**WORK TO COMPLETE:** Repeat the entries below exactly, missing none.

+++ RECORD EXTRACTS

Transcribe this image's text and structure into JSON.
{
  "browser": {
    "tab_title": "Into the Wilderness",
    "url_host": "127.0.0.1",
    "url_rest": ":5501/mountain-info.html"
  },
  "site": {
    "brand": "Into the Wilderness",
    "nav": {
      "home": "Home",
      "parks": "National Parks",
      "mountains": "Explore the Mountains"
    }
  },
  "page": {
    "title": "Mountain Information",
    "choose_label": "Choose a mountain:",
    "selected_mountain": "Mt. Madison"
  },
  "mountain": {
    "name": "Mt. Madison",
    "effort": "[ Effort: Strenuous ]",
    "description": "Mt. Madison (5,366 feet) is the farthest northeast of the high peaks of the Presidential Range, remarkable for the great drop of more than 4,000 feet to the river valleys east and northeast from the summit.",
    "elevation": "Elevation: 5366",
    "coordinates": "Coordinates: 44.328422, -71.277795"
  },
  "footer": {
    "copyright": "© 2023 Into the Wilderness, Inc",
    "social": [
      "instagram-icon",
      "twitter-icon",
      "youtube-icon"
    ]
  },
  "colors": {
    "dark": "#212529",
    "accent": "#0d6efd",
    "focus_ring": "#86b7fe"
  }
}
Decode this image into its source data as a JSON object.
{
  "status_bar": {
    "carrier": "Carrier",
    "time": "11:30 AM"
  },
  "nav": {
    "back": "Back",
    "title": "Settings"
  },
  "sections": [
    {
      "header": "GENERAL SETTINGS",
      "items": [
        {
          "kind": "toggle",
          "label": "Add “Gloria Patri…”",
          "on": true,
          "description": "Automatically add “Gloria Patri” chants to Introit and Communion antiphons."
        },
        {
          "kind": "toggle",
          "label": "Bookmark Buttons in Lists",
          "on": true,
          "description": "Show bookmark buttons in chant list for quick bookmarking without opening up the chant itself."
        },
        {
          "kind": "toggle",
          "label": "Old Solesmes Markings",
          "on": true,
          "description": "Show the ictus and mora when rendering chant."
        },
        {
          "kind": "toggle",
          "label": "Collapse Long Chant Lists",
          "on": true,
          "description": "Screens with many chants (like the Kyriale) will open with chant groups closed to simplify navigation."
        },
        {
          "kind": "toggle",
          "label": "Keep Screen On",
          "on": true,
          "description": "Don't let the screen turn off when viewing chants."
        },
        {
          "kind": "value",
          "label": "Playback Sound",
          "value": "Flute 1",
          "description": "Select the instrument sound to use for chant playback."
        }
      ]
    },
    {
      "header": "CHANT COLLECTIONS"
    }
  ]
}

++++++

**WRITTEN SOLUTION:**
Transcribe this image's text and structure into JSON.
{
  "browser": {
    "tab_title": "Into the Wilderness",
    "url_host": "127.0.0.1",
    "url_rest": ":5501/mountain-info.html"
  },
  "site": {
    "brand": "Into the Wilderness",
    "nav": {
      "home": "Home",
      "parks": "National Parks",
      "mountains": "Explore the Mountains"
    }
  },
  "page": {
    "title": "Mountain Information",
    "choose_label": "Choose a mountain:",
    "selected_mountain": "Mt. Madison"
  },
  "mountain": {
    "name": "Mt. Madison",
    "effort": "[ Effort: Strenuous ]",
    "description": "Mt. Madison (5,366 feet) is the farthest northeast of the high peaks of the Presidential Range, remarkable for the great drop of more than 4,000 feet to the river valleys east and northeast from the summit.",
    "elevation": "Elevation: 5366",
    "coordinates": "Coordinates: 44.328422, -71.277795"
  },
  "footer": {
    "copyright": "© 2023 Into the Wilderness, Inc",
    "social": [
      "instagram-icon",
      "twitter-icon",
      "youtube-icon"
    ]
  },
  "colors": {
    "dark": "#212529",
    "accent": "#0d6efd",
    "focus_ring": "#86b7fe"
  }
}
Decode this image into its source data as a JSON object.
{
  "status_bar": {
    "carrier": "Carrier",
    "time": "11:30 AM"
  },
  "nav": {
    "back": "Back",
    "title": "Settings"
  },
  "sections": [
    {
      "header": "GENERAL SETTINGS",
      "items": [
        {
          "kind": "toggle",
          "label": "Add “Gloria Patri…”",
          "on": true,
          "description": "Automatically add “Gloria Patri” chants to Introit and Communion antiphons."
        },
        {
          "kind": "toggle",
          "label": "Bookmark Buttons in Lists",
          "on": true,
          "description": "Show bookmark buttons in chant list for quick bookmarking without opening up the chant itself."
        },
        {
          "kind": "toggle",
          "label": "Old Solesmes Markings",
          "on": true,
          "description": "Show the ictus and mora when rendering chant."
        },
        {
          "kind": "toggle",
          "label": "Collapse Long Chant Lists",
          "on": true,
          "description": "Screens with many chants (like the Kyriale) will open with chant groups closed to simplify navigation."
        },
        {
          "kind": "toggle",
          "label": "Keep Screen On",
          "on": true,
          "description": "Don't let the screen turn off when viewing chants."
        },
        {
          "kind": "value",
          "label": "Playback Sound",
          "value": "Flute 1",
          "description": "Select the instrument sound to use for chant playback."
        }
      ]
    },
    {
      "header": "CHANT COLLECTIONS"
    }
  ]
}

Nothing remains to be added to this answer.